** YOUR INSTRUCTIONS **
Could you reproduce all the entries under this sentence exactly, leaving the images aside?

-=-=-

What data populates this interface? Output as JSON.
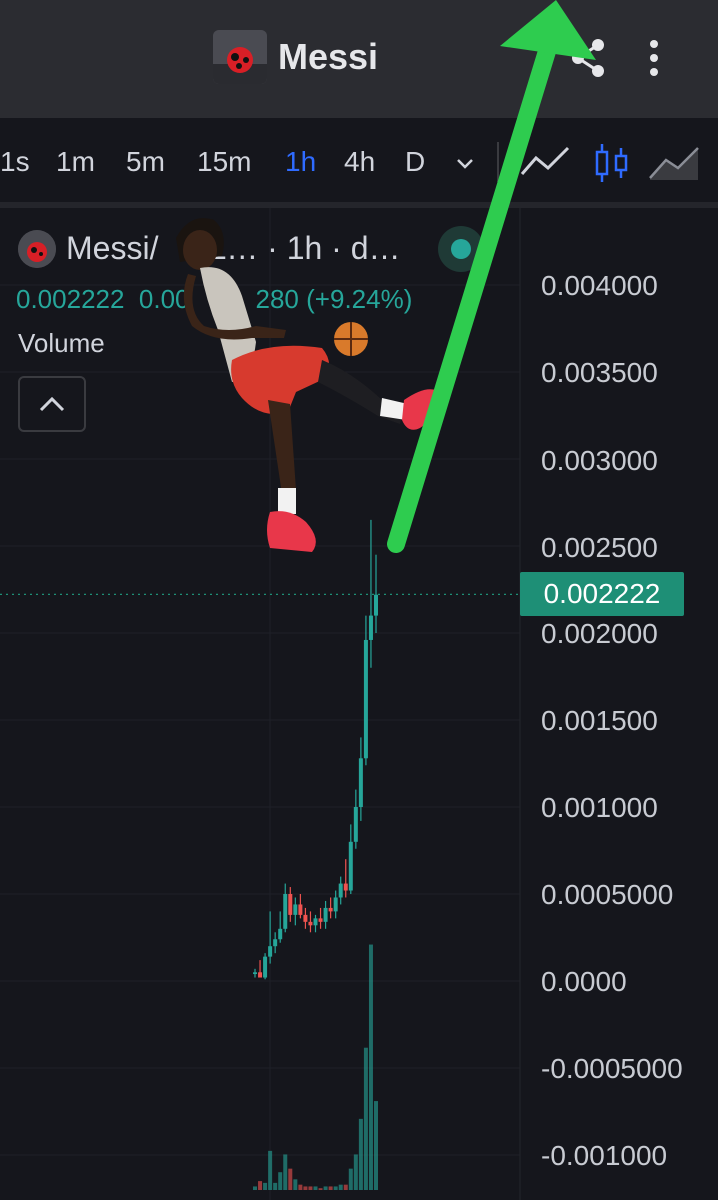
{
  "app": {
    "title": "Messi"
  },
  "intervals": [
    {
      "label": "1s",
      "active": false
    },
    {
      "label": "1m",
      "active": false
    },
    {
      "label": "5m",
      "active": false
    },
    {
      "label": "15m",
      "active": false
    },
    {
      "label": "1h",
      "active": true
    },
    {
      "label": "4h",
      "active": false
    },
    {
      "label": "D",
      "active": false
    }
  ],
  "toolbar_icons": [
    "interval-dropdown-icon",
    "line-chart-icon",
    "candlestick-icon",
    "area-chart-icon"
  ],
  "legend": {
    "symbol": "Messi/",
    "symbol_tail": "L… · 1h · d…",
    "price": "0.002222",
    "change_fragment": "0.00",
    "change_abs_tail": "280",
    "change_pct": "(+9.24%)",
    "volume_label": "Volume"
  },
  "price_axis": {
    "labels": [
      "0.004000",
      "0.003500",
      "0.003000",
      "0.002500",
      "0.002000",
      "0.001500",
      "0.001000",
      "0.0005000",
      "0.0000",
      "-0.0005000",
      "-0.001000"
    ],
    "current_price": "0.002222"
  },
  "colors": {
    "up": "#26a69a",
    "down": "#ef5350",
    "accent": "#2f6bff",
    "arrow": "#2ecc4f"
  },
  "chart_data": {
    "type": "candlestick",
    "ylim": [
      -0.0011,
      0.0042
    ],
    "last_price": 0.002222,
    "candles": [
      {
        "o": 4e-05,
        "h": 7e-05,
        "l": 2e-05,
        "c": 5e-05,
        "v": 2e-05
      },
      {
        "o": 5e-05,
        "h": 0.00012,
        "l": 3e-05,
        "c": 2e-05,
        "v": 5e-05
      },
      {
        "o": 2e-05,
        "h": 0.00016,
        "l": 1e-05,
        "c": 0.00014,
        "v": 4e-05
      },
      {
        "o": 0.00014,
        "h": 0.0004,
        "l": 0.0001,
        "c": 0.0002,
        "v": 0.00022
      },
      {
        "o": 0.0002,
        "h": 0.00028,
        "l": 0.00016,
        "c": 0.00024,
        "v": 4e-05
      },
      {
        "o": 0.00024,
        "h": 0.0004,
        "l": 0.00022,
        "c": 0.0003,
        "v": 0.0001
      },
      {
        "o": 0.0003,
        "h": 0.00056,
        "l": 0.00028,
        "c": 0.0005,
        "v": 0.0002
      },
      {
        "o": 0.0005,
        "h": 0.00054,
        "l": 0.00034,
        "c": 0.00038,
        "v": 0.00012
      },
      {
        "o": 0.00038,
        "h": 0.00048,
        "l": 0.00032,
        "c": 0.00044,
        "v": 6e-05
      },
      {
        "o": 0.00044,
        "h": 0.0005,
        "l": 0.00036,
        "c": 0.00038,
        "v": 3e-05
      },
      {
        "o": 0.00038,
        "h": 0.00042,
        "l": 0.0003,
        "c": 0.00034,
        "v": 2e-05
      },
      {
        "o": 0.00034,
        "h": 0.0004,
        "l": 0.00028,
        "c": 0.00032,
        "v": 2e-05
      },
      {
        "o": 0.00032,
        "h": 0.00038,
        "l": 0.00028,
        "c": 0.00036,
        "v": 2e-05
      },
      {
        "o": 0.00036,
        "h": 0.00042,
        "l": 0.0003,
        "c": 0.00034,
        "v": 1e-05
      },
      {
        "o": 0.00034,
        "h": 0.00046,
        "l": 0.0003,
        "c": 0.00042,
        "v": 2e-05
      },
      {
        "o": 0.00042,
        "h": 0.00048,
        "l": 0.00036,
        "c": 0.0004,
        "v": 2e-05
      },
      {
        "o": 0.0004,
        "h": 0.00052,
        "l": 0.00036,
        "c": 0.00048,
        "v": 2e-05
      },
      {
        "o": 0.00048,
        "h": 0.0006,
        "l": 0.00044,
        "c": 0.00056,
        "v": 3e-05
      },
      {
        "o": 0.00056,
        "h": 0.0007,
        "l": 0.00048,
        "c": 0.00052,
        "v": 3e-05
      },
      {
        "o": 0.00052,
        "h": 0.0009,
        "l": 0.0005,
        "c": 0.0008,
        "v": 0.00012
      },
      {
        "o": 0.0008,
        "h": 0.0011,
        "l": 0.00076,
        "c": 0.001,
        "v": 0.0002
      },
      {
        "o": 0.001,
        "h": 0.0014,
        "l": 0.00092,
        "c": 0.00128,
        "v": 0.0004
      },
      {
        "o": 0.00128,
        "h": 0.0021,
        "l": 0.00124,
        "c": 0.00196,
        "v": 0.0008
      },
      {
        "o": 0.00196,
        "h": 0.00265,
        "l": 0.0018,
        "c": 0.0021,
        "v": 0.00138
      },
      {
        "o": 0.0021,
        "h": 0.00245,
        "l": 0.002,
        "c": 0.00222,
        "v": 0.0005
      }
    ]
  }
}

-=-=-

** RESULT **
What data populates this interface? Output as JSON.
{
  "app": {
    "title": "Messi"
  },
  "intervals": [
    {
      "label": "1s",
      "active": false
    },
    {
      "label": "1m",
      "active": false
    },
    {
      "label": "5m",
      "active": false
    },
    {
      "label": "15m",
      "active": false
    },
    {
      "label": "1h",
      "active": true
    },
    {
      "label": "4h",
      "active": false
    },
    {
      "label": "D",
      "active": false
    }
  ],
  "toolbar_icons": [
    "interval-dropdown-icon",
    "line-chart-icon",
    "candlestick-icon",
    "area-chart-icon"
  ],
  "legend": {
    "symbol": "Messi/",
    "symbol_tail": "L… · 1h · d…",
    "price": "0.002222",
    "change_fragment": "0.00",
    "change_abs_tail": "280",
    "change_pct": "(+9.24%)",
    "volume_label": "Volume"
  },
  "price_axis": {
    "labels": [
      "0.004000",
      "0.003500",
      "0.003000",
      "0.002500",
      "0.002000",
      "0.001500",
      "0.001000",
      "0.0005000",
      "0.0000",
      "-0.0005000",
      "-0.001000"
    ],
    "current_price": "0.002222"
  },
  "colors": {
    "up": "#26a69a",
    "down": "#ef5350",
    "accent": "#2f6bff",
    "arrow": "#2ecc4f"
  },
  "chart_data": {
    "type": "candlestick",
    "ylim": [
      -0.0011,
      0.0042
    ],
    "last_price": 0.002222,
    "candles": [
      {
        "o": 4e-05,
        "h": 7e-05,
        "l": 2e-05,
        "c": 5e-05,
        "v": 2e-05
      },
      {
        "o": 5e-05,
        "h": 0.00012,
        "l": 3e-05,
        "c": 2e-05,
        "v": 5e-05
      },
      {
        "o": 2e-05,
        "h": 0.00016,
        "l": 1e-05,
        "c": 0.00014,
        "v": 4e-05
      },
      {
        "o": 0.00014,
        "h": 0.0004,
        "l": 0.0001,
        "c": 0.0002,
        "v": 0.00022
      },
      {
        "o": 0.0002,
        "h": 0.00028,
        "l": 0.00016,
        "c": 0.00024,
        "v": 4e-05
      },
      {
        "o": 0.00024,
        "h": 0.0004,
        "l": 0.00022,
        "c": 0.0003,
        "v": 0.0001
      },
      {
        "o": 0.0003,
        "h": 0.00056,
        "l": 0.00028,
        "c": 0.0005,
        "v": 0.0002
      },
      {
        "o": 0.0005,
        "h": 0.00054,
        "l": 0.00034,
        "c": 0.00038,
        "v": 0.00012
      },
      {
        "o": 0.00038,
        "h": 0.00048,
        "l": 0.00032,
        "c": 0.00044,
        "v": 6e-05
      },
      {
        "o": 0.00044,
        "h": 0.0005,
        "l": 0.00036,
        "c": 0.00038,
        "v": 3e-05
      },
      {
        "o": 0.00038,
        "h": 0.00042,
        "l": 0.0003,
        "c": 0.00034,
        "v": 2e-05
      },
      {
        "o": 0.00034,
        "h": 0.0004,
        "l": 0.00028,
        "c": 0.00032,
        "v": 2e-05
      },
      {
        "o": 0.00032,
        "h": 0.00038,
        "l": 0.00028,
        "c": 0.00036,
        "v": 2e-05
      },
      {
        "o": 0.00036,
        "h": 0.00042,
        "l": 0.0003,
        "c": 0.00034,
        "v": 1e-05
      },
      {
        "o": 0.00034,
        "h": 0.00046,
        "l": 0.0003,
        "c": 0.00042,
        "v": 2e-05
      },
      {
        "o": 0.00042,
        "h": 0.00048,
        "l": 0.00036,
        "c": 0.0004,
        "v": 2e-05
      },
      {
        "o": 0.0004,
        "h": 0.00052,
        "l": 0.00036,
        "c": 0.00048,
        "v": 2e-05
      },
      {
        "o": 0.00048,
        "h": 0.0006,
        "l": 0.00044,
        "c": 0.00056,
        "v": 3e-05
      },
      {
        "o": 0.00056,
        "h": 0.0007,
        "l": 0.00048,
        "c": 0.00052,
        "v": 3e-05
      },
      {
        "o": 0.00052,
        "h": 0.0009,
        "l": 0.0005,
        "c": 0.0008,
        "v": 0.00012
      },
      {
        "o": 0.0008,
        "h": 0.0011,
        "l": 0.00076,
        "c": 0.001,
        "v": 0.0002
      },
      {
        "o": 0.001,
        "h": 0.0014,
        "l": 0.00092,
        "c": 0.00128,
        "v": 0.0004
      },
      {
        "o": 0.00128,
        "h": 0.0021,
        "l": 0.00124,
        "c": 0.00196,
        "v": 0.0008
      },
      {
        "o": 0.00196,
        "h": 0.00265,
        "l": 0.0018,
        "c": 0.0021,
        "v": 0.00138
      },
      {
        "o": 0.0021,
        "h": 0.00245,
        "l": 0.002,
        "c": 0.00222,
        "v": 0.0005
      }
    ]
  }
}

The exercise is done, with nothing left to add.